Quantcast
Environmental News for a Healthier Planet and Life

Why Would the New York Post Plug Climate Denier Profiteers?

Climate

The New York Post is generally known for its punny or alliterative titles, not for insightful or well-informed commentary. Even still, their printing of an op-ed coauthored by William Happer and Rod Nichols of the CO2 Coalition is a bigger win than usual for the deniers.

The piece itself touts a few classic denier myths, from CO2 being good, to the existence of a global warming pause, to the letter penned by "300 experts" accusing National Oceanic and Atmospheric Administration of cooking the books on climate change.

On the bright side, this provides a good opportunity to look at the CO2 Coalition—the relatively new fossil fuel front group referenced in the op-ed. And make no mistake, it is almost assuredly a front group. The coalition's “about” page lists the board of directors and advisory committee and regular Denier Roundup readers will recognize most of the names (Lindzen, Moore, Michaels, etc). The first committee member listed is Roger Cohen, whose bio identifies him as an American Physical Society fellow and as the former manager of strategic planning for ExxonMobil's research and engineering department. The second name listed is the author of the New York Post op-ed, Will Happer.

Happer is the emeritus professor whom Greenpeace recently exposed for his willingness to accept money from a Middle Eastern fossil fuel company in exchange for writing pro-CO2 content that would go through a sort of “peer-review” conducted by fellow deniers. In order to conceal that payment, Happer suggested the money be funneled through none other than the CO2 Coalition, the “nonprofit” that is given a plug in the Post’s piece.

This begs the question: Did someone pay Happer for this particular piece of pro-CO2 propaganda published in the Post?

YOU MIGHT ALSO LIKE

6 Reasons Al Gore Believes ‘We Will Prevail’ in Climate Fight

EcoWatch Daily Newsletter

A record-sized hole has opened in the ozone layer over the Arctic, The Guardian reported Tuesday.

Read More Show Less
Heavy industry on the lower Mississippi helps to create dead zones. AJ Wallace on Unsplash.

Cutting out coal-burning and other sources of nitrogen oxides (NOx) from heavy industry, electricity production and traffic will reduce the size of the world's dead zones along coasts where all fish life is vanishing because of a lack of oxygen.

Read More Show Less
Sponsored

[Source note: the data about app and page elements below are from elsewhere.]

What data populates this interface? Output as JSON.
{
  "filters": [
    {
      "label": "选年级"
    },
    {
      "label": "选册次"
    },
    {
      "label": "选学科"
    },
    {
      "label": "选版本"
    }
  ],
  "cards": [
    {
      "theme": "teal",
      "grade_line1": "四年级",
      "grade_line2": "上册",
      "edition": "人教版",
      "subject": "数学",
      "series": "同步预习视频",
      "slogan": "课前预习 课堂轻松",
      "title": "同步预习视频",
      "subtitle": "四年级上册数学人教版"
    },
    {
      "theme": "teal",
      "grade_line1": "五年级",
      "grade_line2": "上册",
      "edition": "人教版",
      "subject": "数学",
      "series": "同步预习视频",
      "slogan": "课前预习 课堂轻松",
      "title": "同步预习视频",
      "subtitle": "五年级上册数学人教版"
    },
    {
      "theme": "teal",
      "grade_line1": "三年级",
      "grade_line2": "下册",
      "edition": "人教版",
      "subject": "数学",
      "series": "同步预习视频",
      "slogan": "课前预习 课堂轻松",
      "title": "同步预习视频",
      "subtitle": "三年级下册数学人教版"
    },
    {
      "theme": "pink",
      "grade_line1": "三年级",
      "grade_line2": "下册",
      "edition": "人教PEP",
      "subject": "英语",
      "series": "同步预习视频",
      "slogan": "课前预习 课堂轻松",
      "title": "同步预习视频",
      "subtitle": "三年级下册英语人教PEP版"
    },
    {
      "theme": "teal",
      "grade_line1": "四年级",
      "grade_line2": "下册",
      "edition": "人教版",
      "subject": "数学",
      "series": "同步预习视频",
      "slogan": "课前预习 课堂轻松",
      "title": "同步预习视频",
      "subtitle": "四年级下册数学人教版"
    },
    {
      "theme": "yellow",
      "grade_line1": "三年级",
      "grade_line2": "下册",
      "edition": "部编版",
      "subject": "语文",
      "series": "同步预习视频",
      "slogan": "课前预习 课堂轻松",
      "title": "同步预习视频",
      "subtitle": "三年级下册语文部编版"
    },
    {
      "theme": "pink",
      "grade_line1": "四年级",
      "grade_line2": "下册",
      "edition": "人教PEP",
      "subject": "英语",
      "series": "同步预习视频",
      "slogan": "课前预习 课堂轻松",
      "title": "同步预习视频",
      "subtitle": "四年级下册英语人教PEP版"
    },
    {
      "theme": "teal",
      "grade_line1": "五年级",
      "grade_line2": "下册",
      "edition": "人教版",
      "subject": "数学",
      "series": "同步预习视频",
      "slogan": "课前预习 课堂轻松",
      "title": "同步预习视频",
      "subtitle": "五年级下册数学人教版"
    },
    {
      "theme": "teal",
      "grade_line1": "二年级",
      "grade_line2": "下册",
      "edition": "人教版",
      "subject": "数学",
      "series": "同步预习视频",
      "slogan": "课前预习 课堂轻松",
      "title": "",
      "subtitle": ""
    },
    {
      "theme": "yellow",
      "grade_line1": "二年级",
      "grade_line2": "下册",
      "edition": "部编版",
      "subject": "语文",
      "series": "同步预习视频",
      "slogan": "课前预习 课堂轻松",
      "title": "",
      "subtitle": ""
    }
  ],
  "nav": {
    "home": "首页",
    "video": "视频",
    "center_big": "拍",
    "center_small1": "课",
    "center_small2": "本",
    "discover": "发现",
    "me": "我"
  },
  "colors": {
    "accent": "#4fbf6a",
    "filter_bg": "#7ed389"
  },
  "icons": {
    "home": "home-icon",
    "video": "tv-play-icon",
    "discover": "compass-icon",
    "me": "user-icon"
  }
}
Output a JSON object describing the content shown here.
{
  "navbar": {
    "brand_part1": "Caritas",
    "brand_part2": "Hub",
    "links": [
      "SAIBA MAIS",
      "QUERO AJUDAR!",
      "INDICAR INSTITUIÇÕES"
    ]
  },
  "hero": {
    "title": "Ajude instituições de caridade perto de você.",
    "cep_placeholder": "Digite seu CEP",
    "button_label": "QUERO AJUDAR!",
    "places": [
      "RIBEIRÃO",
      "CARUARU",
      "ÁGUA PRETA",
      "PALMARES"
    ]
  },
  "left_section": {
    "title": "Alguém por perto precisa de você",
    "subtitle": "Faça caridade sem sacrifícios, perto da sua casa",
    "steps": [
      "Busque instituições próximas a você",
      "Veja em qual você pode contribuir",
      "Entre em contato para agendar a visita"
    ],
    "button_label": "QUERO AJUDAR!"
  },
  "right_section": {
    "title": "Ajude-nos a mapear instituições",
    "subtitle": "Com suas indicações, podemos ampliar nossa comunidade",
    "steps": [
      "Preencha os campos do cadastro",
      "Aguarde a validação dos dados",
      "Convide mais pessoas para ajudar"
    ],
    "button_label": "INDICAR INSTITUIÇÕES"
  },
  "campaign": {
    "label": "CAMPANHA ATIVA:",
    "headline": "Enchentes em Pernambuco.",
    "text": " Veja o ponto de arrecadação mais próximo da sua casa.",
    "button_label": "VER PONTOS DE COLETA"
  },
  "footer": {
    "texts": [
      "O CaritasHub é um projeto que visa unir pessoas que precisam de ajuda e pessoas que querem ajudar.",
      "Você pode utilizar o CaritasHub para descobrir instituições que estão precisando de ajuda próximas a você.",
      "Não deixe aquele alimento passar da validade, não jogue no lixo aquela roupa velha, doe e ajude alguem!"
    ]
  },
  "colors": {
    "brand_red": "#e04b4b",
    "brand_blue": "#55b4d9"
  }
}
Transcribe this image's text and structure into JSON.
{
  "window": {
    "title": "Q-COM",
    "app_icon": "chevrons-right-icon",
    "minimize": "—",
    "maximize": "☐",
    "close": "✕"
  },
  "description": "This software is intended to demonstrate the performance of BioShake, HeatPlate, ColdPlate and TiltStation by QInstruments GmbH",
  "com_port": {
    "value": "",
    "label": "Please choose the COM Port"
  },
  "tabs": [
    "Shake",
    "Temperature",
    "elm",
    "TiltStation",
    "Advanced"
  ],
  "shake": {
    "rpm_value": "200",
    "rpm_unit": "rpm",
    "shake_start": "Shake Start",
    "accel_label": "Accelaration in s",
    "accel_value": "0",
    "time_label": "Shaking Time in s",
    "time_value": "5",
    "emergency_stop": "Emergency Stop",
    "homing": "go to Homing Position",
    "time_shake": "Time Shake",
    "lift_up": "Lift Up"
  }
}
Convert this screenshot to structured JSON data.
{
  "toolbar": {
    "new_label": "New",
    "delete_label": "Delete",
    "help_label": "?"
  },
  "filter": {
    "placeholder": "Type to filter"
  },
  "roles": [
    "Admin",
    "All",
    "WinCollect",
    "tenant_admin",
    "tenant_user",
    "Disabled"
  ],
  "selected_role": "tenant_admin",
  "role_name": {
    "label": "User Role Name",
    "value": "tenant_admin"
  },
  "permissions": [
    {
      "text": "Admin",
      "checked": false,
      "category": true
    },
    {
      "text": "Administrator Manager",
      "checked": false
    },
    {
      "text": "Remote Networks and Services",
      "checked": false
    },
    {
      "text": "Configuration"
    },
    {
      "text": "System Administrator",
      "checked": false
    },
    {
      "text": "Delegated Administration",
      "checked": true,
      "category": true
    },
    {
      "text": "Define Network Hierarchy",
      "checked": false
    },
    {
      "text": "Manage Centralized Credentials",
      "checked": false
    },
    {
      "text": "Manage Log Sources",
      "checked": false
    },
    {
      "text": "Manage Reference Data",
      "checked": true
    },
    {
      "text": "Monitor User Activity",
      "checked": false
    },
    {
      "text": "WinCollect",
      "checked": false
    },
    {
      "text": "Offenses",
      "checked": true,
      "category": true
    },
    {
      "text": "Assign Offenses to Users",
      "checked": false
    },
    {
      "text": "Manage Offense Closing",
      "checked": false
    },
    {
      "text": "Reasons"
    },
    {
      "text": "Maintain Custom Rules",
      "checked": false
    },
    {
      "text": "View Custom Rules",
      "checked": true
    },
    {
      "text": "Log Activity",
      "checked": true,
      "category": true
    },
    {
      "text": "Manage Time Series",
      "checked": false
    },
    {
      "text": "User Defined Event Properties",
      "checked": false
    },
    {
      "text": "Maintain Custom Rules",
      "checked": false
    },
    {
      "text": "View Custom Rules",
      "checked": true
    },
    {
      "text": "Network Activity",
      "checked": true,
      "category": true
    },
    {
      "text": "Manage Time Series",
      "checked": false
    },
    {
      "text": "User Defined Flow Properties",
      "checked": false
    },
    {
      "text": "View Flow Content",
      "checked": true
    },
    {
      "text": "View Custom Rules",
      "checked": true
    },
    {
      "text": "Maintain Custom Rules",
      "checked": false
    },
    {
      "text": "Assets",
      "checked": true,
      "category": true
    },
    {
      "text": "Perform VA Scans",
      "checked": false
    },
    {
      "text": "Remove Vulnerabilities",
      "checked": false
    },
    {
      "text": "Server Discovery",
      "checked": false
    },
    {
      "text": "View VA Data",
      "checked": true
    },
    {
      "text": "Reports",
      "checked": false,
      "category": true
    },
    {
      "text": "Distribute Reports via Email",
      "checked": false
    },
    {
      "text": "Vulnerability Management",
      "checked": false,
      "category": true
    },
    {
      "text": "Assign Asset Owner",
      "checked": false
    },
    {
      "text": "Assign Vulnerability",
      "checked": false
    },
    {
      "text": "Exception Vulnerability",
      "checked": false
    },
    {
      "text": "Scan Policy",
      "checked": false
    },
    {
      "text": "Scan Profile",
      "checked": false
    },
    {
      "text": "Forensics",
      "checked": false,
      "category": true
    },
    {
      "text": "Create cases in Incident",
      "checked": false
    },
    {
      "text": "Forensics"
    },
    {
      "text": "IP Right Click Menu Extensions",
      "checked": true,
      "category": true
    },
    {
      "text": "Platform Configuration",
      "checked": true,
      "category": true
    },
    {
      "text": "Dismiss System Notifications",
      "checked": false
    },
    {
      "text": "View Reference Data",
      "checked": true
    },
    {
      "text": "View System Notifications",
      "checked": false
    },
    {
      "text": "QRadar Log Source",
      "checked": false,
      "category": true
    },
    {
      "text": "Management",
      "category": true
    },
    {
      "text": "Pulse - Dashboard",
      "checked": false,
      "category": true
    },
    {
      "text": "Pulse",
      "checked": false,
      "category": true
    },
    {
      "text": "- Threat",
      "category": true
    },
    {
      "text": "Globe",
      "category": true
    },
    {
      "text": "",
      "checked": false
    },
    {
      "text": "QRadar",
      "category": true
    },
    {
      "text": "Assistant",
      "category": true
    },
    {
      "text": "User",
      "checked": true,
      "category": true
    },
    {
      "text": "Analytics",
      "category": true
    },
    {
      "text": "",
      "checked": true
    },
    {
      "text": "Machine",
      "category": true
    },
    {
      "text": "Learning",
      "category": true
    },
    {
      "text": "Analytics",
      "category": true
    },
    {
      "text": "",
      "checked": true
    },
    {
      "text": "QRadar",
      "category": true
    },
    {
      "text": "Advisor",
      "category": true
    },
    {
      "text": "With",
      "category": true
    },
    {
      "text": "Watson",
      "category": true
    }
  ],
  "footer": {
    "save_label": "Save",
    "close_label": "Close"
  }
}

Despite the ongoing coronavirus pandemic, which has restricted the ability to gather in peaceful assembly, a Canadian company has moved forward with construction of the controversial Keystone XL pipeline, according to the AP.

Read More Show Less
A gas flare from the Shell Chemical LP petroleum refinery illuminates the sky on August 21, 2019 in Norco, Louisiana. Drew Angerer / Getty Images.

Methane levels in the atmosphere experienced a dramatic rise in 2019, preliminary data released Sunday shows.

Read More Show Less
A retired West Virginia miner suffering from black lung visits a doctor for tests. Andrew Lichtenstein / Corbis via Getty Images

In some states like West Virginia, coal mines have been classified as essential services and are staying open during the COVID-19 pandemic, even though the close quarters miners work in and the known risks to respiratory health put miners in harm's way during the spread of the coronavirus.

Read More Show Less